He said the council holds activities that promote all cultures. Members now check in with various groups and clubs before events to ensure they’re representing all students.
"When you understand something, you're less likely to attack it," Watkins said. "But we always make sure to meet with our inclusivity clubs, like GSA (gay-straight alliance), Jewish student union, LIA, (Latinos in Action) all of those groups before we have a dance or an event, just to make sure that anything we're doing isn't harmful to specific cultures or specific like sexual preferences."

Ella Ehrich is a sophomore and said making students aware of the impact words can have on others is critical for younger kids coming into high school.

"If you know about it, and you are aware of the situation and how it affects a certain group of people, why would you say those words," Ehrich said. "So, I think education is the most critical part to ending hate speech and also just uniting cultures and creating more diversity."

Sarah Fischer is the vice president of the student council and said there are groups the council endorses that help students get training on how to talk to peers in emotional crisis.

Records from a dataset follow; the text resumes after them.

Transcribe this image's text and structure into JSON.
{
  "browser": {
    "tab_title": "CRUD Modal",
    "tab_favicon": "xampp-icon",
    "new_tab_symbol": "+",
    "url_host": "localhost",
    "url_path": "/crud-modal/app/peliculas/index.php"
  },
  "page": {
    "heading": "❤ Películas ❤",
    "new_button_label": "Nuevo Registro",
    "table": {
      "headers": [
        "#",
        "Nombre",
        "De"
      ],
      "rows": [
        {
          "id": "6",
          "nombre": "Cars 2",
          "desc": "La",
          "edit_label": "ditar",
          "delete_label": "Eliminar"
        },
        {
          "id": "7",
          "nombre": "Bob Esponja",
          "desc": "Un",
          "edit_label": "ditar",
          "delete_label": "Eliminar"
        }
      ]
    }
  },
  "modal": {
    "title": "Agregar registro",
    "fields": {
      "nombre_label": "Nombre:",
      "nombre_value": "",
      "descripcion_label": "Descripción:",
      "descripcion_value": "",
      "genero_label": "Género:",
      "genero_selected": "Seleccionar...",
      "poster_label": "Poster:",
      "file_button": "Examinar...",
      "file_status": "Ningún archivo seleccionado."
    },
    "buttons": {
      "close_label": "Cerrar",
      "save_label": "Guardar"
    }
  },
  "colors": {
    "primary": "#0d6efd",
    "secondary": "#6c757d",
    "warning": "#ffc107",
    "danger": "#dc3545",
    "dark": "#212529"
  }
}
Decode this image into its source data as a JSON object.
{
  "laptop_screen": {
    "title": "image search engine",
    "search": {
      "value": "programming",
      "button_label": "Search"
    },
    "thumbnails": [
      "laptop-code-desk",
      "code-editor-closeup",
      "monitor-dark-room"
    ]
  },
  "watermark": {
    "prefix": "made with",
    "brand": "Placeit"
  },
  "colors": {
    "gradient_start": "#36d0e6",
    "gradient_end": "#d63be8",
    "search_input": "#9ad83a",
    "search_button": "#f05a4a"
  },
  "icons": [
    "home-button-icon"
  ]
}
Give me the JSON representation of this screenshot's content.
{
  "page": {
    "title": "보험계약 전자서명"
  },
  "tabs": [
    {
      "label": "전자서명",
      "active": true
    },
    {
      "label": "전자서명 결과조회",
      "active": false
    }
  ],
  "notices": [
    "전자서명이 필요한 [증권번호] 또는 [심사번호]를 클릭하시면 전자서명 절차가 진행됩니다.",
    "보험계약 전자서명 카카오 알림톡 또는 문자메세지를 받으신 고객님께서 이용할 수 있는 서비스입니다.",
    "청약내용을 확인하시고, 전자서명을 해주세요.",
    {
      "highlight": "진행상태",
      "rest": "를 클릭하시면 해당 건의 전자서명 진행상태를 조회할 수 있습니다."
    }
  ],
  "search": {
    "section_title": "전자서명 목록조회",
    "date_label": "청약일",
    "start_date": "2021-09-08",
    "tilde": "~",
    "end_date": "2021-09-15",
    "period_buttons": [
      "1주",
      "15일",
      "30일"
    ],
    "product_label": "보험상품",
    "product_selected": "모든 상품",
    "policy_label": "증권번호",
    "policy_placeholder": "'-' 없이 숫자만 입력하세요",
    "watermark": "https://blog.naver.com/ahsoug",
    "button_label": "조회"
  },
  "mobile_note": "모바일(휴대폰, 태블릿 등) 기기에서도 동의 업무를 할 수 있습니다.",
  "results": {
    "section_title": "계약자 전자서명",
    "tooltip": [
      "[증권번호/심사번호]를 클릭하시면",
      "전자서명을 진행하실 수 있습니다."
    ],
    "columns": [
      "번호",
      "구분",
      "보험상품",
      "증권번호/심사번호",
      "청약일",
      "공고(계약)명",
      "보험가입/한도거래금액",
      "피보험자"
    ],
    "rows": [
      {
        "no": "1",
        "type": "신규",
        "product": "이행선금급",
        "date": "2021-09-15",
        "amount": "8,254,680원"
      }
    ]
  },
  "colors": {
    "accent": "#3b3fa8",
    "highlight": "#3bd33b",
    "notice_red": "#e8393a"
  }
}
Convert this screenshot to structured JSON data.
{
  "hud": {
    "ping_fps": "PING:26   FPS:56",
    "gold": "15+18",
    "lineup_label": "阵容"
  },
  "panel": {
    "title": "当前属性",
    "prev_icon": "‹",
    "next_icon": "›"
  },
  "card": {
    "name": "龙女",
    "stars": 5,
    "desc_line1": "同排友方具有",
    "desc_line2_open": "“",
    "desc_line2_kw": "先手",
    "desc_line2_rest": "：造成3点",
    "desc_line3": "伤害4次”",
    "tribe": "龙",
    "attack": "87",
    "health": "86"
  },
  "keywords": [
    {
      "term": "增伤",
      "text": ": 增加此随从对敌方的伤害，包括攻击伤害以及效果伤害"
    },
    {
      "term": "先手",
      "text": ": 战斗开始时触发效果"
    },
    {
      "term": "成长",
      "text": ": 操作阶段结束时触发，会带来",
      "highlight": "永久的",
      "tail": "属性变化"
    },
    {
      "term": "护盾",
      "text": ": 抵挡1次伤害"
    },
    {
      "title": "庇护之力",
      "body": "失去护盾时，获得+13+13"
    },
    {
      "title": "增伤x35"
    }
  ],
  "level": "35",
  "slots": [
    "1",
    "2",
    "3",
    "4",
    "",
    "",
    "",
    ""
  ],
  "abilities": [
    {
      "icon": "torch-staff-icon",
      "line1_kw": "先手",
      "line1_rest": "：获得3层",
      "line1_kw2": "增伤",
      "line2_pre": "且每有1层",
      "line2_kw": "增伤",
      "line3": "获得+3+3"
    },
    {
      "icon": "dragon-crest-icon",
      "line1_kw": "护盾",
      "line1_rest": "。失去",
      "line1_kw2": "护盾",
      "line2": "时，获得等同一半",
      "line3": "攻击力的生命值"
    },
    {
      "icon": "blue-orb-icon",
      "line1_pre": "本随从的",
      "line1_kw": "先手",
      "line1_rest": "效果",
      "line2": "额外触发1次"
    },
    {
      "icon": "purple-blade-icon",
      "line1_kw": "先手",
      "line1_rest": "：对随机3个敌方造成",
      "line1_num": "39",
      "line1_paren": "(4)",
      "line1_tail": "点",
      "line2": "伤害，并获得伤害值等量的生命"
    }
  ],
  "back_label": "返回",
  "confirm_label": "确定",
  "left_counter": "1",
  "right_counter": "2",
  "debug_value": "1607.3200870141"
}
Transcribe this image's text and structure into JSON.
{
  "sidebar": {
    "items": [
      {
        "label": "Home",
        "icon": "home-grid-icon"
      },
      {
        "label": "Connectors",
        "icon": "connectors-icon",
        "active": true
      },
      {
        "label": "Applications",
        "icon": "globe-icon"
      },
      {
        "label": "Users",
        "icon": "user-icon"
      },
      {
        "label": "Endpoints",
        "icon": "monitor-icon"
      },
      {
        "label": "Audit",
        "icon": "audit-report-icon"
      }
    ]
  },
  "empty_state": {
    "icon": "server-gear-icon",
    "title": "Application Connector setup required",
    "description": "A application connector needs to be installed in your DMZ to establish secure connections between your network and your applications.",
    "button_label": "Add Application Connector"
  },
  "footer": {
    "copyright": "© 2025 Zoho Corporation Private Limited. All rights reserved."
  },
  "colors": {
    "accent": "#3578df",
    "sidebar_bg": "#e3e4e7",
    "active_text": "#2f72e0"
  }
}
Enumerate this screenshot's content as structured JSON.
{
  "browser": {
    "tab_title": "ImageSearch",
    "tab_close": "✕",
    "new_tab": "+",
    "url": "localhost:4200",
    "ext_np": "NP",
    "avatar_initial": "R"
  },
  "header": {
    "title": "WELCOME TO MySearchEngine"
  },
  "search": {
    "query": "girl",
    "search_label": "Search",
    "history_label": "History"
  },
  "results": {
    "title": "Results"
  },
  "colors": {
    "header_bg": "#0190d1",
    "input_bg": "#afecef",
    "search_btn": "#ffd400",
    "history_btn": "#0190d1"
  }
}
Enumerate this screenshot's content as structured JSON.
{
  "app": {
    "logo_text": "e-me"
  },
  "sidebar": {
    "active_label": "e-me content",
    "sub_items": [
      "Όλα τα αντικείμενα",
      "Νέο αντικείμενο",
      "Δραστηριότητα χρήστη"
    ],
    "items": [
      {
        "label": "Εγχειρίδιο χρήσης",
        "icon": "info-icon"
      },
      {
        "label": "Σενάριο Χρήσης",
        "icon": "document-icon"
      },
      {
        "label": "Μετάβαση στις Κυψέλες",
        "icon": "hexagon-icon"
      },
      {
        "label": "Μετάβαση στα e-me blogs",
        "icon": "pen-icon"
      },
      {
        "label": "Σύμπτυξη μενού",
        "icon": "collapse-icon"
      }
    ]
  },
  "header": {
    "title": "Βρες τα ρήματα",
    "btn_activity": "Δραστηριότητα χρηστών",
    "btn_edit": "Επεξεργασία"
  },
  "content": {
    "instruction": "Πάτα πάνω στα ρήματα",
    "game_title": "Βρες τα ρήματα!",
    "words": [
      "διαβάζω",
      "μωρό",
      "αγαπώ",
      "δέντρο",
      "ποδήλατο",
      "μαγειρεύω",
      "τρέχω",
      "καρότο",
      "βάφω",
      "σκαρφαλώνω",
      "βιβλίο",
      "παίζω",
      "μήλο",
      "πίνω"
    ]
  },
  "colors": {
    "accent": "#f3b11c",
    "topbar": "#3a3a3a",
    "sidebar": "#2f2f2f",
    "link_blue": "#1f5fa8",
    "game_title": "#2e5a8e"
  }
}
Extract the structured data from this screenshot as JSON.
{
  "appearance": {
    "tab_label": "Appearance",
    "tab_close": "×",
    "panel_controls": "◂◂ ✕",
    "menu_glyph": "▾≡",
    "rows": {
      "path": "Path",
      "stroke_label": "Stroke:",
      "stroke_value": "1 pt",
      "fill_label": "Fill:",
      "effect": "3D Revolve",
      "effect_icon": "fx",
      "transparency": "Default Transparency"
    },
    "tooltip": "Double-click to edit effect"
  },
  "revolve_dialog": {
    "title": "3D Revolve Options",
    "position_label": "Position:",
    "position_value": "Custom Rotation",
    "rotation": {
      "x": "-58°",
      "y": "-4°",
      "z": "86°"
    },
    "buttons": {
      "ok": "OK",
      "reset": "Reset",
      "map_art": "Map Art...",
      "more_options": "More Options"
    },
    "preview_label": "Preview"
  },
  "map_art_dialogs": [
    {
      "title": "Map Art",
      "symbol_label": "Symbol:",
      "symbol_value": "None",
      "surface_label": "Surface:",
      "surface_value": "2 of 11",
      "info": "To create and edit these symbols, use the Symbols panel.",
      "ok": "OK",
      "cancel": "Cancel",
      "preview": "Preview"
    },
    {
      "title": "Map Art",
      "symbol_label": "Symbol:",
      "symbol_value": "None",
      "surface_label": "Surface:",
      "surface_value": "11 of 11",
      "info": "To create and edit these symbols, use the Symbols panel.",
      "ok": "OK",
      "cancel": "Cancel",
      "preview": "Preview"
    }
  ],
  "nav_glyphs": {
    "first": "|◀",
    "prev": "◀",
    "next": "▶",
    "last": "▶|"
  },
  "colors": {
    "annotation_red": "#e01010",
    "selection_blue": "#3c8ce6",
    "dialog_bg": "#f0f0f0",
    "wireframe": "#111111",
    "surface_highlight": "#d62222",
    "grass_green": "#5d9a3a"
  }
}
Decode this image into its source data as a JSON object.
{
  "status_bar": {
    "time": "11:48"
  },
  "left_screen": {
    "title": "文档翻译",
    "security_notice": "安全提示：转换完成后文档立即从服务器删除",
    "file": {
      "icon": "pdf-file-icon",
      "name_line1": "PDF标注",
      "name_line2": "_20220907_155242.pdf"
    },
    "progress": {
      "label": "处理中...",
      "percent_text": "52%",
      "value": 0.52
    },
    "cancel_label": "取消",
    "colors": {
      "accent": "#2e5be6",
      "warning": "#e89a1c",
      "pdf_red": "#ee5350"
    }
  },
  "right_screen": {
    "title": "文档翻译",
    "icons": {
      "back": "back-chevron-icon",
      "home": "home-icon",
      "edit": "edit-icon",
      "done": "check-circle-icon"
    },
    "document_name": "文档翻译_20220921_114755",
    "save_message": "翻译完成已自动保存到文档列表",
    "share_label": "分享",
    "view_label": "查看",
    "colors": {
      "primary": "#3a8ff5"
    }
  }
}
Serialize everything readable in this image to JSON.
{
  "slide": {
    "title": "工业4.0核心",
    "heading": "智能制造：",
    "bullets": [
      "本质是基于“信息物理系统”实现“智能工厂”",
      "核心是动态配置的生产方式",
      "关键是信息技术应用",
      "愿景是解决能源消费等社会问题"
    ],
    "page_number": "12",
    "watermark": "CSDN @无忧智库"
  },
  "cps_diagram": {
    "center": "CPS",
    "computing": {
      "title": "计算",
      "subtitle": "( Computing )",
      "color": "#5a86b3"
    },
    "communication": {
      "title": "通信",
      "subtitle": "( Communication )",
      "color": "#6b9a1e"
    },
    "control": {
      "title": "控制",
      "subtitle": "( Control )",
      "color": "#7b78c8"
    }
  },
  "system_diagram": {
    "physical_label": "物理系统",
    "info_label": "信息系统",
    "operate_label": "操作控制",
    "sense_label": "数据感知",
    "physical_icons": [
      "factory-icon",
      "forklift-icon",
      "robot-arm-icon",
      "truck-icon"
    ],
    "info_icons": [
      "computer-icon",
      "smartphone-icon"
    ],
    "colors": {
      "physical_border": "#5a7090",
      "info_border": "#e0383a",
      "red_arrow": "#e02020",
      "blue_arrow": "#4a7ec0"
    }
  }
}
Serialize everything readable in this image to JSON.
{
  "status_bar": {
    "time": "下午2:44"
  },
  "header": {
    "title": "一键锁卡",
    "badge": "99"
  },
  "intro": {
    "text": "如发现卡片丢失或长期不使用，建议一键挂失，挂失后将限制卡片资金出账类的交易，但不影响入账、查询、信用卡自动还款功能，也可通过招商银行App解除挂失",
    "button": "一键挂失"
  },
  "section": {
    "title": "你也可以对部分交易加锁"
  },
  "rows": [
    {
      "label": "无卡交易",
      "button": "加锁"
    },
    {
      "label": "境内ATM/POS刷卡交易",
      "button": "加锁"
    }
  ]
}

"We have clubs like Hope Squad and Diversity of Minds, which help people learn how to deal with tough situations, especially if a friend is struggling with suicidal thoughts or depression," Fisher said. "You can be kind of like the gateway, like the bridge to them getting help, not [that you are] helping them, but you are helping them find resources."

The students agree that the biggest challenge in high school is connecting Latinx and white kids in social circles. So the council created a new position this year – a Latinos in Action (LIA) liaison.

Junior Katy Munoz is the new community outreach coordinator serving in that role. Her goal is to bridge the social divide between cultures. She said because Latinx and white students often have separate friend groups, there are frequent arguments and differences that no one seems to be able to overcome.

She said most students find groups that make them feel comfortable and safe.

"We're all kind of separated from one another, and it's everybody's fault," Munoz said. "It's not necessarily one specific person, and we unintentionally separate ourselves. It's a big problem, and we have to do something about it. As we grow up, it becomes a lot more clear, and it's what you see around school and what is normalized for you."

As part of its effort to bring groups together, the council wants student feedback on every school-wide event as it plans future activities.

Easton Brotherson is a senior and new to school government this year. He said the student council works to model appropriate behavior for the entire community, including parents.

"In our specific student sections, we really like to enforce rules of like not promoting certain chants that like could discriminate against a certain school grade or the refs," Brotherton said. "So, as student council, we're trying to lead and not partake in those chants that end up happening. But we try to be an example and show that that's not okay."

Luis Vazquez said joining a sports team is a great way to connect with classmates. He said financial resources are available for students who want to do sports but can't afford the fees. Still, it can be challenging for some.

"With Park City, the economical barrier, it's dividing a bunch of students because I feel like many students kind of feel left out when they can't go to an event because they have to work or they have to take care of their siblings," Vazquez said.

The student council will hold a first-ever Zombie Night in late October organized through Latinos in Action. The student council is also having a culture night, sharing music and dances from each other's customs and traditions.

KPCW reporter Carolyn Murray covers Summit and Wasatch County School Districts. She also reports on wildlife and environmental stories, along with breaking news. Carolyn has been in town since the mid ‘80s and raised two daughters in Park City.